* _Task to carry out_
The answer is an exact repetition of every entry, with all images left out.

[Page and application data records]
^^^^^^^^^^^^^^^^
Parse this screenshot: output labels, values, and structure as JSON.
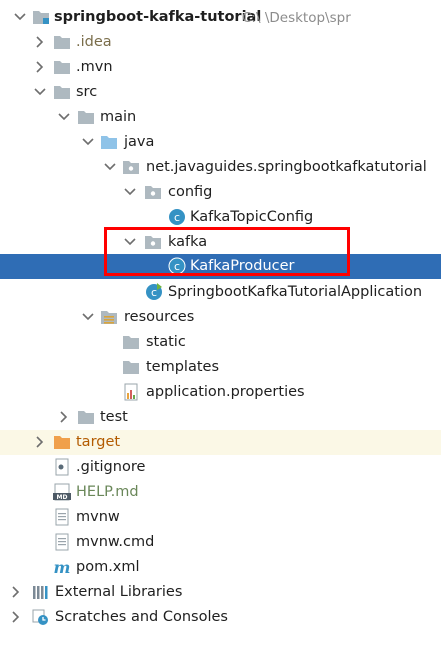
{
  "project": {
    "name": "springboot-kafka-tutorial",
    "path": "C:\\        \\Desktop\\spr"
  },
  "tree": {
    "idea": ".idea",
    "mvn": ".mvn",
    "src": "src",
    "main": "main",
    "java": "java",
    "package": "net.javaguides.springbootkafkatutorial",
    "config": "config",
    "kafka_topic_config": "KafkaTopicConfig",
    "kafka": "kafka",
    "kafka_producer": "KafkaProducer",
    "application_class": "SpringbootKafkaTutorialApplication",
    "resources": "resources",
    "static": "static",
    "templates": "templates",
    "application_properties": "application.properties",
    "test": "test",
    "target": "target",
    "gitignore": ".gitignore",
    "help_md": "HELP.md",
    "mvnw": "mvnw",
    "mvnw_cmd": "mvnw.cmd",
    "pom": "pom.xml",
    "external_libraries": "External Libraries",
    "scratches": "Scratches and Consoles"
  },
  "icons": {
    "folder": "folder-icon",
    "package": "package-icon",
    "class": "java-class-icon",
    "spring_app": "spring-boot-class-icon",
    "properties": "properties-file-icon",
    "text_file": "text-file-icon",
    "markdown": "markdown-file-icon",
    "maven": "maven-icon",
    "libraries": "libraries-icon",
    "scratches": "scratches-icon"
  },
  "colors": {
    "selection": "#2f6db5",
    "highlight_box": "#ff0000",
    "folder": "#aeb9c0",
    "target_folder": "#f0a04b",
    "class_icon": "#3592c4"
  }
}
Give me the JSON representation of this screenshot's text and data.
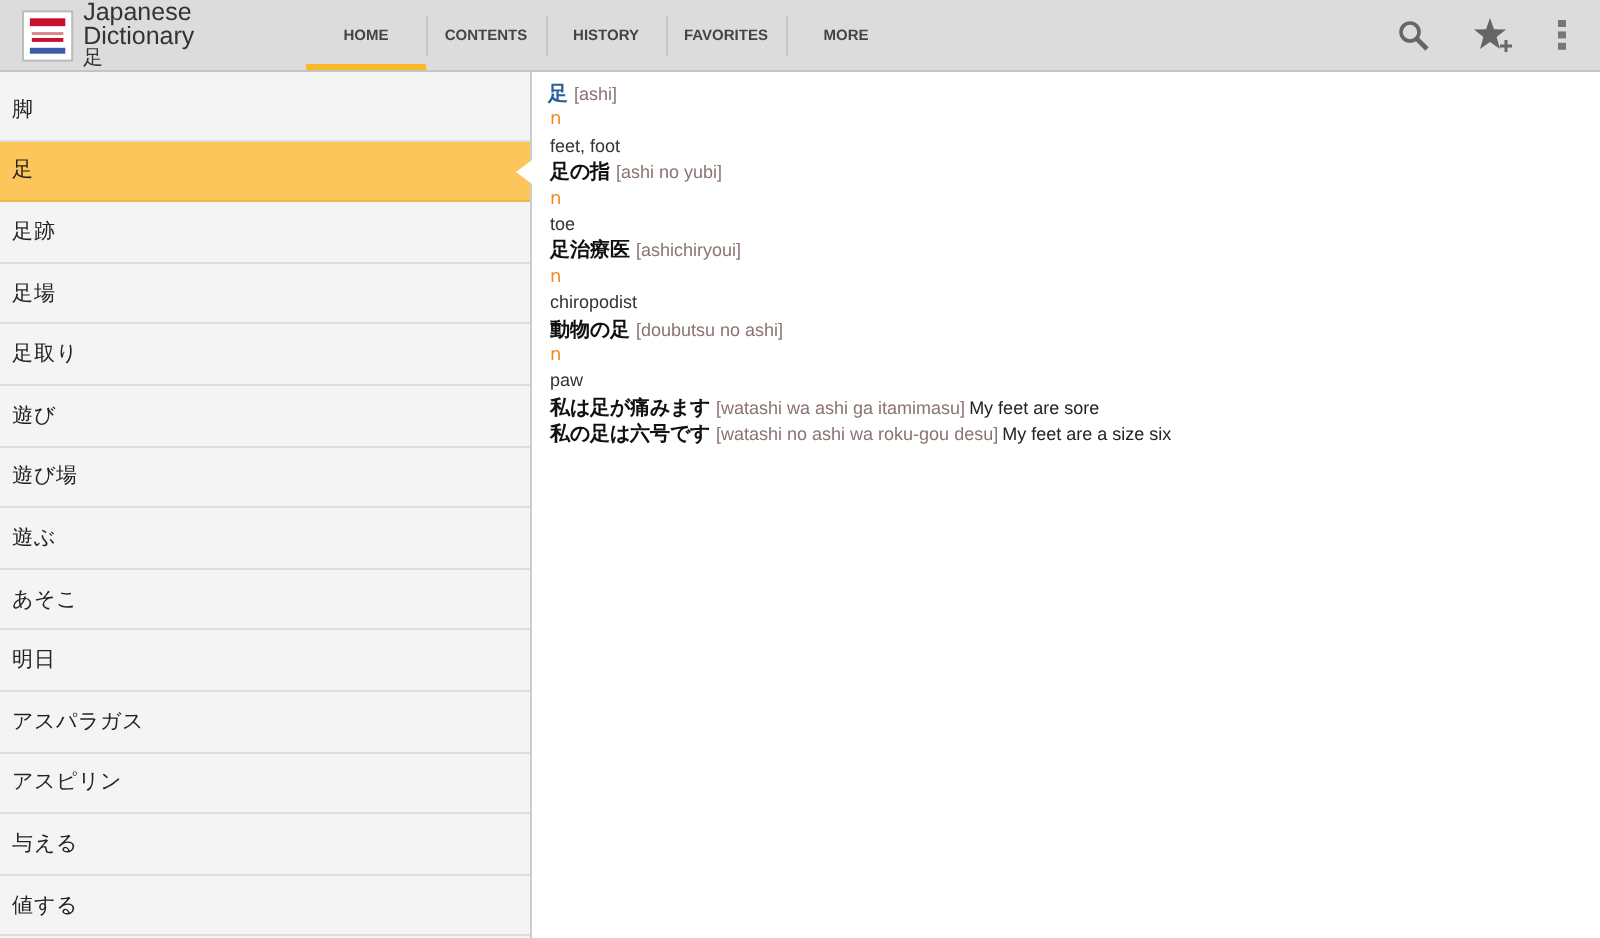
{
  "app_bar": {
    "title": "Japanese Dictionary",
    "subtitle": "足"
  },
  "tabs": [
    {
      "label": "HOME",
      "selected": true
    },
    {
      "label": "CONTENTS",
      "selected": false
    },
    {
      "label": "HISTORY",
      "selected": false
    },
    {
      "label": "FAVORITES",
      "selected": false
    },
    {
      "label": "MORE",
      "selected": false
    }
  ],
  "word_list": [
    {
      "label": "脚",
      "selected": false
    },
    {
      "label": "足",
      "selected": true
    },
    {
      "label": "足跡",
      "selected": false
    },
    {
      "label": "足場",
      "selected": false
    },
    {
      "label": "足取り",
      "selected": false
    },
    {
      "label": "遊び",
      "selected": false
    },
    {
      "label": "遊び場",
      "selected": false
    },
    {
      "label": "遊ぶ",
      "selected": false
    },
    {
      "label": "あそこ",
      "selected": false
    },
    {
      "label": "明日",
      "selected": false
    },
    {
      "label": "アスパラガス",
      "selected": false
    },
    {
      "label": "アスピリン",
      "selected": false
    },
    {
      "label": "与える",
      "selected": false
    },
    {
      "label": "値する",
      "selected": false
    }
  ],
  "entry": [
    {
      "kind": "headword",
      "text": "足",
      "reading": "[ashi]"
    },
    {
      "kind": "pos",
      "text": "n"
    },
    {
      "kind": "gloss",
      "text": "feet, foot"
    },
    {
      "kind": "phrase",
      "text": "足の指",
      "reading": "[ashi no yubi]"
    },
    {
      "kind": "pos",
      "text": "n"
    },
    {
      "kind": "gloss",
      "text": "toe"
    },
    {
      "kind": "phrase",
      "text": "足治療医",
      "reading": "[ashichiryoui]"
    },
    {
      "kind": "pos",
      "text": "n"
    },
    {
      "kind": "gloss",
      "text": "chiropodist"
    },
    {
      "kind": "phrase",
      "text": "動物の足",
      "reading": "[doubutsu no ashi]"
    },
    {
      "kind": "pos",
      "text": "n"
    },
    {
      "kind": "gloss",
      "text": "paw"
    },
    {
      "kind": "phrase",
      "text": "私は足が痛みます",
      "reading": "[watashi wa ashi ga itamimasu]",
      "translation": "My feet are sore"
    },
    {
      "kind": "phrase",
      "text": "私の足は六号です",
      "reading": "[watashi no ashi wa roku-gou desu]",
      "translation": "My feet are a size six"
    }
  ]
}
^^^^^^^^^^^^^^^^
* _Written answer_
Parse this screenshot: output labels, values, and structure as JSON.
{
  "project": {
    "name": "springboot-kafka-tutorial",
    "path": "C:\\        \\Desktop\\spr"
  },
  "tree": {
    "idea": ".idea",
    "mvn": ".mvn",
    "src": "src",
    "main": "main",
    "java": "java",
    "package": "net.javaguides.springbootkafkatutorial",
    "config": "config",
    "kafka_topic_config": "KafkaTopicConfig",
    "kafka": "kafka",
    "kafka_producer": "KafkaProducer",
    "application_class": "SpringbootKafkaTutorialApplication",
    "resources": "resources",
    "static": "static",
    "templates": "templates",
    "application_properties": "application.properties",
    "test": "test",
    "target": "target",
    "gitignore": ".gitignore",
    "help_md": "HELP.md",
    "mvnw": "mvnw",
    "mvnw_cmd": "mvnw.cmd",
    "pom": "pom.xml",
    "external_libraries": "External Libraries",
    "scratches": "Scratches and Consoles"
  },
  "icons": {
    "folder": "folder-icon",
    "package": "package-icon",
    "class": "java-class-icon",
    "spring_app": "spring-boot-class-icon",
    "properties": "properties-file-icon",
    "text_file": "text-file-icon",
    "markdown": "markdown-file-icon",
    "maven": "maven-icon",
    "libraries": "libraries-icon",
    "scratches": "scratches-icon"
  },
  "colors": {
    "selection": "#2f6db5",
    "highlight_box": "#ff0000",
    "folder": "#aeb9c0",
    "target_folder": "#f0a04b",
    "class_icon": "#3592c4"
  }
}
Give me the JSON representation of this screenshot's text and data.
{
  "app_bar": {
    "title": "Japanese Dictionary",
    "subtitle": "足"
  },
  "tabs": [
    {
      "label": "HOME",
      "selected": true
    },
    {
      "label": "CONTENTS",
      "selected": false
    },
    {
      "label": "HISTORY",
      "selected": false
    },
    {
      "label": "FAVORITES",
      "selected": false
    },
    {
      "label": "MORE",
      "selected": false
    }
  ],
  "word_list": [
    {
      "label": "脚",
      "selected": false
    },
    {
      "label": "足",
      "selected": true
    },
    {
      "label": "足跡",
      "selected": false
    },
    {
      "label": "足場",
      "selected": false
    },
    {
      "label": "足取り",
      "selected": false
    },
    {
      "label": "遊び",
      "selected": false
    },
    {
      "label": "遊び場",
      "selected": false
    },
    {
      "label": "遊ぶ",
      "selected": false
    },
    {
      "label": "あそこ",
      "selected": false
    },
    {
      "label": "明日",
      "selected": false
    },
    {
      "label": "アスパラガス",
      "selected": false
    },
    {
      "label": "アスピリン",
      "selected": false
    },
    {
      "label": "与える",
      "selected": false
    },
    {
      "label": "値する",
      "selected": false
    }
  ],
  "entry": [
    {
      "kind": "headword",
      "text": "足",
      "reading": "[ashi]"
    },
    {
      "kind": "pos",
      "text": "n"
    },
    {
      "kind": "gloss",
      "text": "feet, foot"
    },
    {
      "kind": "phrase",
      "text": "足の指",
      "reading": "[ashi no yubi]"
    },
    {
      "kind": "pos",
      "text": "n"
    },
    {
      "kind": "gloss",
      "text": "toe"
    },
    {
      "kind": "phrase",
      "text": "足治療医",
      "reading": "[ashichiryoui]"
    },
    {
      "kind": "pos",
      "text": "n"
    },
    {
      "kind": "gloss",
      "text": "chiropodist"
    },
    {
      "kind": "phrase",
      "text": "動物の足",
      "reading": "[doubutsu no ashi]"
    },
    {
      "kind": "pos",
      "text": "n"
    },
    {
      "kind": "gloss",
      "text": "paw"
    },
    {
      "kind": "phrase",
      "text": "私は足が痛みます",
      "reading": "[watashi wa ashi ga itamimasu]",
      "translation": "My feet are sore"
    },
    {
      "kind": "phrase",
      "text": "私の足は六号です",
      "reading": "[watashi no ashi wa roku-gou desu]",
      "translation": "My feet are a size six"
    }
  ]
}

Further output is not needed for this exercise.